REQUIRED WORK
Copy each record exactly and skip its pictures.

RECORDS TO USE

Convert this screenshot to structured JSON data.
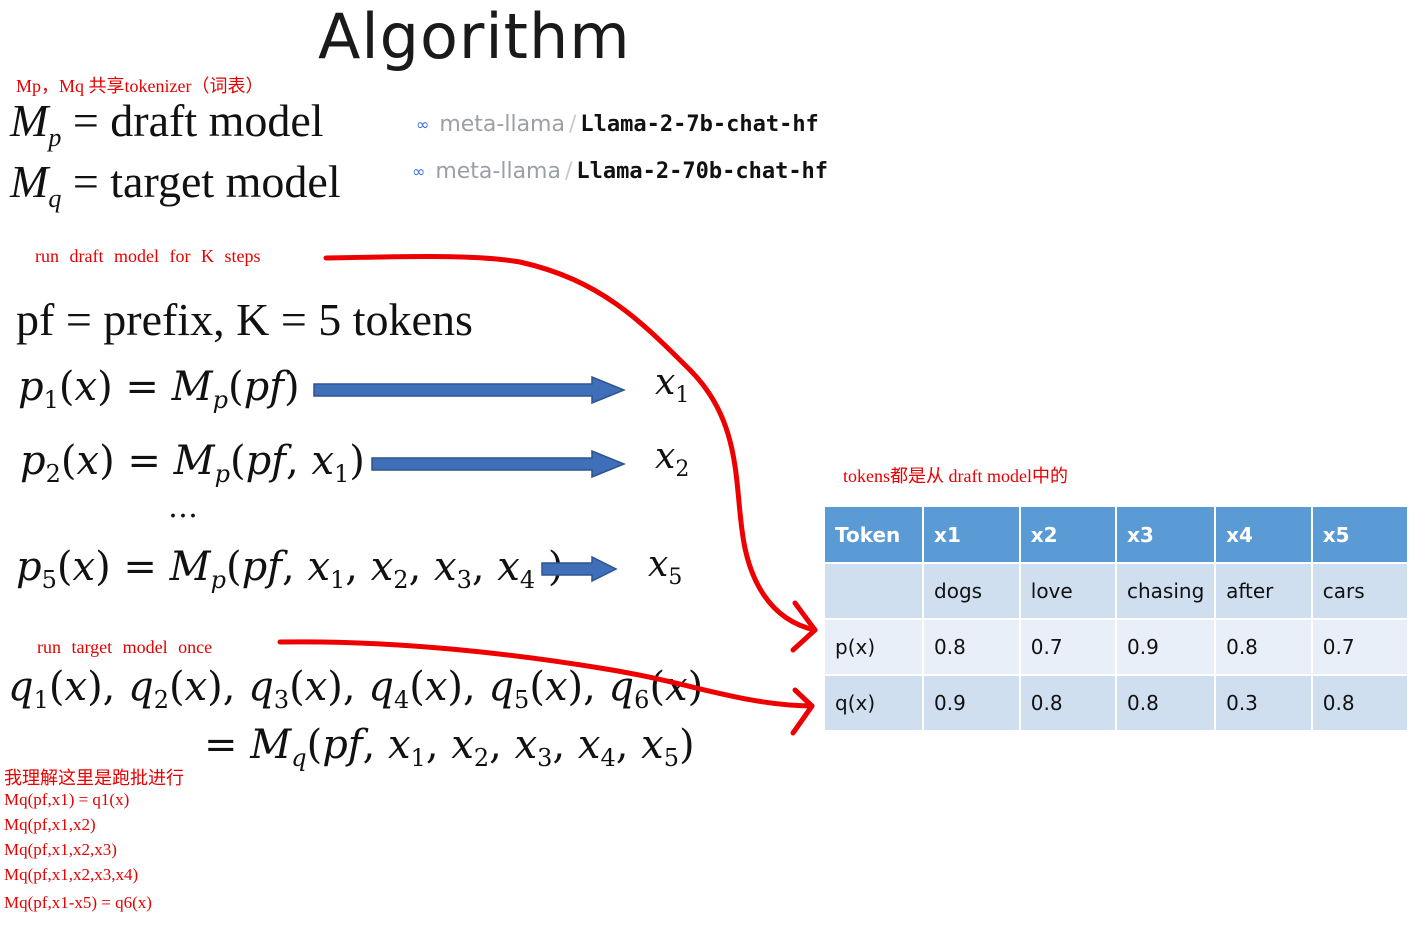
{
  "title": "Algorithm",
  "notes": {
    "shared_tokenizer": "Mp，Mq 共享tokenizer（词表）",
    "run_draft": "run draft model for K steps",
    "tokens_from_draft": "tokens都是从 draft model中的",
    "run_target": "run target model once",
    "batch_understanding": "我理解这里是跑批进行",
    "batch_lines": [
      "Mq(pf,x1) = q1(x)",
      "Mq(pf,x1,x2)",
      "Mq(pf,x1,x2,x3)",
      "Mq(pf,x1,x2,x3,x4)",
      "Mq(pf,x1-x5) = q6(x)"
    ]
  },
  "models": {
    "draft": {
      "sym": "M",
      "sub": "p",
      "rest": "= draft model"
    },
    "target": {
      "sym": "M",
      "sub": "q",
      "rest": "= target model"
    }
  },
  "hf_repos": [
    {
      "icon": "∞",
      "org": "meta-llama",
      "repo": "Llama-2-7b-chat-hf"
    },
    {
      "icon": "∞",
      "org": "meta-llama",
      "repo": "Llama-2-70b-chat-hf"
    }
  ],
  "equations": {
    "prefix": "pf = prefix, K = 5 tokens",
    "ellipsis": "…"
  },
  "table": {
    "headers": [
      "Token",
      "x1",
      "x2",
      "x3",
      "x4",
      "x5"
    ],
    "rows": [
      [
        "",
        "dogs",
        "love",
        "chasing",
        "after",
        "cars"
      ],
      [
        "p(x)",
        "0.8",
        "0.7",
        "0.9",
        "0.8",
        "0.7"
      ],
      [
        "q(x)",
        "0.9",
        "0.8",
        "0.8",
        "0.3",
        "0.8"
      ]
    ]
  },
  "colors": {
    "annotation": "#e60000",
    "arrow_blue": "#3f6fb8",
    "table_header": "#5b9bd5"
  }
}
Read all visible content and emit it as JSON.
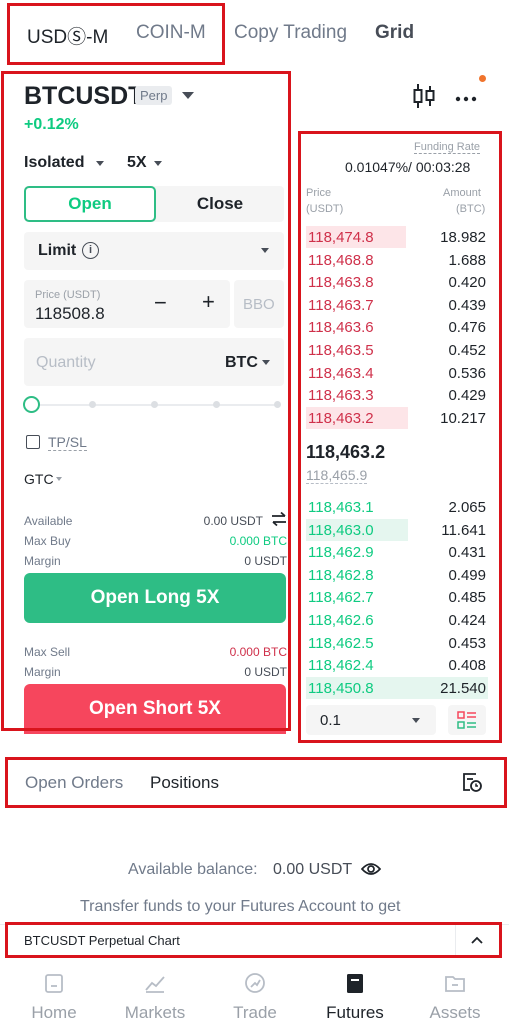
{
  "top_tabs": [
    {
      "label": "USDⓈ-M",
      "active": true
    },
    {
      "label": "COIN-M",
      "active": false
    },
    {
      "label": "Copy Trading",
      "active": false
    },
    {
      "label": "Grid",
      "active": false
    }
  ],
  "symbol": {
    "name": "BTCUSDT",
    "badge": "Perp",
    "change": "+0.12%"
  },
  "funding": {
    "label": "Funding Rate",
    "value": "0.01047%/ 00:03:28"
  },
  "order_form": {
    "margin_mode": "Isolated",
    "leverage": "5X",
    "open_label": "Open",
    "close_label": "Close",
    "order_type": "Limit",
    "price_label": "Price (USDT)",
    "price_value": "118508.8",
    "minus": "−",
    "plus": "+",
    "bbo": "BBO",
    "quantity_placeholder": "Quantity",
    "quantity_unit": "BTC",
    "slider_percent": 0,
    "tpsl_label": "TP/SL",
    "tif": "GTC",
    "available_label": "Available",
    "available_value": "0.00 USDT",
    "max_buy_label": "Max Buy",
    "max_buy_value": "0.000 BTC",
    "margin_label": "Margin",
    "margin_buy_value": "0 USDT",
    "open_long_label": "Open Long 5X",
    "max_sell_label": "Max Sell",
    "max_sell_value": "0.000 BTC",
    "margin_sell_value": "0 USDT",
    "open_short_label": "Open Short 5X"
  },
  "order_book": {
    "price_header": "Price",
    "price_unit": "(USDT)",
    "amount_header": "Amount",
    "amount_unit": "(BTC)",
    "asks": [
      {
        "price": "118,474.8",
        "amount": "18.982",
        "depth": 0.55
      },
      {
        "price": "118,468.8",
        "amount": "1.688",
        "depth": 0
      },
      {
        "price": "118,463.8",
        "amount": "0.420",
        "depth": 0
      },
      {
        "price": "118,463.7",
        "amount": "0.439",
        "depth": 0
      },
      {
        "price": "118,463.6",
        "amount": "0.476",
        "depth": 0
      },
      {
        "price": "118,463.5",
        "amount": "0.452",
        "depth": 0
      },
      {
        "price": "118,463.4",
        "amount": "0.536",
        "depth": 0
      },
      {
        "price": "118,463.3",
        "amount": "0.429",
        "depth": 0
      },
      {
        "price": "118,463.2",
        "amount": "10.217",
        "depth": 0.56
      }
    ],
    "last_price": "118,463.2",
    "mark_price": "118,465.9",
    "bids": [
      {
        "price": "118,463.1",
        "amount": "2.065",
        "depth": 0
      },
      {
        "price": "118,463.0",
        "amount": "11.641",
        "depth": 0.56
      },
      {
        "price": "118,462.9",
        "amount": "0.431",
        "depth": 0
      },
      {
        "price": "118,462.8",
        "amount": "0.499",
        "depth": 0
      },
      {
        "price": "118,462.7",
        "amount": "0.485",
        "depth": 0
      },
      {
        "price": "118,462.6",
        "amount": "0.424",
        "depth": 0
      },
      {
        "price": "118,462.5",
        "amount": "0.453",
        "depth": 0
      },
      {
        "price": "118,462.4",
        "amount": "0.408",
        "depth": 0
      },
      {
        "price": "118,450.8",
        "amount": "21.540",
        "depth": 1.0
      }
    ],
    "precision": "0.1"
  },
  "positions": {
    "tab_open_orders": "Open Orders",
    "tab_positions": "Positions",
    "available_balance": "Available balance:",
    "available_balance_value": "0.00 USDT",
    "transfer_text": "Transfer funds to your Futures Account to get"
  },
  "chart_bar": {
    "label": "BTCUSDT Perpetual Chart"
  },
  "bottom_nav": [
    {
      "label": "Home",
      "icon": "home-icon",
      "active": false
    },
    {
      "label": "Markets",
      "icon": "markets-icon",
      "active": false
    },
    {
      "label": "Trade",
      "icon": "trade-icon",
      "active": false
    },
    {
      "label": "Futures",
      "icon": "futures-icon",
      "active": true
    },
    {
      "label": "Assets",
      "icon": "assets-icon",
      "active": false
    }
  ],
  "colors": {
    "buy": "#2ebd85",
    "sell": "#f6465d",
    "highlight": "#d9141c"
  }
}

RESPONSE FOR THIS EXERCISE
Convert this screenshot to structured JSON data.
{
  "title": "Algorithm",
  "notes": {
    "shared_tokenizer": "Mp，Mq 共享tokenizer（词表）",
    "run_draft": "run draft model for K steps",
    "tokens_from_draft": "tokens都是从 draft model中的",
    "run_target": "run target model once",
    "batch_understanding": "我理解这里是跑批进行",
    "batch_lines": [
      "Mq(pf,x1) = q1(x)",
      "Mq(pf,x1,x2)",
      "Mq(pf,x1,x2,x3)",
      "Mq(pf,x1,x2,x3,x4)",
      "Mq(pf,x1-x5) = q6(x)"
    ]
  },
  "models": {
    "draft": {
      "sym": "M",
      "sub": "p",
      "rest": "= draft model"
    },
    "target": {
      "sym": "M",
      "sub": "q",
      "rest": "= target model"
    }
  },
  "hf_repos": [
    {
      "icon": "∞",
      "org": "meta-llama",
      "repo": "Llama-2-7b-chat-hf"
    },
    {
      "icon": "∞",
      "org": "meta-llama",
      "repo": "Llama-2-70b-chat-hf"
    }
  ],
  "equations": {
    "prefix": "pf = prefix, K = 5 tokens",
    "ellipsis": "…"
  },
  "table": {
    "headers": [
      "Token",
      "x1",
      "x2",
      "x3",
      "x4",
      "x5"
    ],
    "rows": [
      [
        "",
        "dogs",
        "love",
        "chasing",
        "after",
        "cars"
      ],
      [
        "p(x)",
        "0.8",
        "0.7",
        "0.9",
        "0.8",
        "0.7"
      ],
      [
        "q(x)",
        "0.9",
        "0.8",
        "0.8",
        "0.3",
        "0.8"
      ]
    ]
  },
  "colors": {
    "annotation": "#e60000",
    "arrow_blue": "#3f6fb8",
    "table_header": "#5b9bd5"
  }
}
Read all visible content and emit it as JSON.
{
  "top_tabs": [
    {
      "label": "USDⓈ-M",
      "active": true
    },
    {
      "label": "COIN-M",
      "active": false
    },
    {
      "label": "Copy Trading",
      "active": false
    },
    {
      "label": "Grid",
      "active": false
    }
  ],
  "symbol": {
    "name": "BTCUSDT",
    "badge": "Perp",
    "change": "+0.12%"
  },
  "funding": {
    "label": "Funding Rate",
    "value": "0.01047%/ 00:03:28"
  },
  "order_form": {
    "margin_mode": "Isolated",
    "leverage": "5X",
    "open_label": "Open",
    "close_label": "Close",
    "order_type": "Limit",
    "price_label": "Price (USDT)",
    "price_value": "118508.8",
    "minus": "−",
    "plus": "+",
    "bbo": "BBO",
    "quantity_placeholder": "Quantity",
    "quantity_unit": "BTC",
    "slider_percent": 0,
    "tpsl_label": "TP/SL",
    "tif": "GTC",
    "available_label": "Available",
    "available_value": "0.00 USDT",
    "max_buy_label": "Max Buy",
    "max_buy_value": "0.000 BTC",
    "margin_label": "Margin",
    "margin_buy_value": "0 USDT",
    "open_long_label": "Open Long 5X",
    "max_sell_label": "Max Sell",
    "max_sell_value": "0.000 BTC",
    "margin_sell_value": "0 USDT",
    "open_short_label": "Open Short 5X"
  },
  "order_book": {
    "price_header": "Price",
    "price_unit": "(USDT)",
    "amount_header": "Amount",
    "amount_unit": "(BTC)",
    "asks": [
      {
        "price": "118,474.8",
        "amount": "18.982",
        "depth": 0.55
      },
      {
        "price": "118,468.8",
        "amount": "1.688",
        "depth": 0
      },
      {
        "price": "118,463.8",
        "amount": "0.420",
        "depth": 0
      },
      {
        "price": "118,463.7",
        "amount": "0.439",
        "depth": 0
      },
      {
        "price": "118,463.6",
        "amount": "0.476",
        "depth": 0
      },
      {
        "price": "118,463.5",
        "amount": "0.452",
        "depth": 0
      },
      {
        "price": "118,463.4",
        "amount": "0.536",
        "depth": 0
      },
      {
        "price": "118,463.3",
        "amount": "0.429",
        "depth": 0
      },
      {
        "price": "118,463.2",
        "amount": "10.217",
        "depth": 0.56
      }
    ],
    "last_price": "118,463.2",
    "mark_price": "118,465.9",
    "bids": [
      {
        "price": "118,463.1",
        "amount": "2.065",
        "depth": 0
      },
      {
        "price": "118,463.0",
        "amount": "11.641",
        "depth": 0.56
      },
      {
        "price": "118,462.9",
        "amount": "0.431",
        "depth": 0
      },
      {
        "price": "118,462.8",
        "amount": "0.499",
        "depth": 0
      },
      {
        "price": "118,462.7",
        "amount": "0.485",
        "depth": 0
      },
      {
        "price": "118,462.6",
        "amount": "0.424",
        "depth": 0
      },
      {
        "price": "118,462.5",
        "amount": "0.453",
        "depth": 0
      },
      {
        "price": "118,462.4",
        "amount": "0.408",
        "depth": 0
      },
      {
        "price": "118,450.8",
        "amount": "21.540",
        "depth": 1.0
      }
    ],
    "precision": "0.1"
  },
  "positions": {
    "tab_open_orders": "Open Orders",
    "tab_positions": "Positions",
    "available_balance": "Available balance:",
    "available_balance_value": "0.00 USDT",
    "transfer_text": "Transfer funds to your Futures Account to get"
  },
  "chart_bar": {
    "label": "BTCUSDT Perpetual Chart"
  },
  "bottom_nav": [
    {
      "label": "Home",
      "icon": "home-icon",
      "active": false
    },
    {
      "label": "Markets",
      "icon": "markets-icon",
      "active": false
    },
    {
      "label": "Trade",
      "icon": "trade-icon",
      "active": false
    },
    {
      "label": "Futures",
      "icon": "futures-icon",
      "active": true
    },
    {
      "label": "Assets",
      "icon": "assets-icon",
      "active": false
    }
  ],
  "colors": {
    "buy": "#2ebd85",
    "sell": "#f6465d",
    "highlight": "#d9141c"
  }
}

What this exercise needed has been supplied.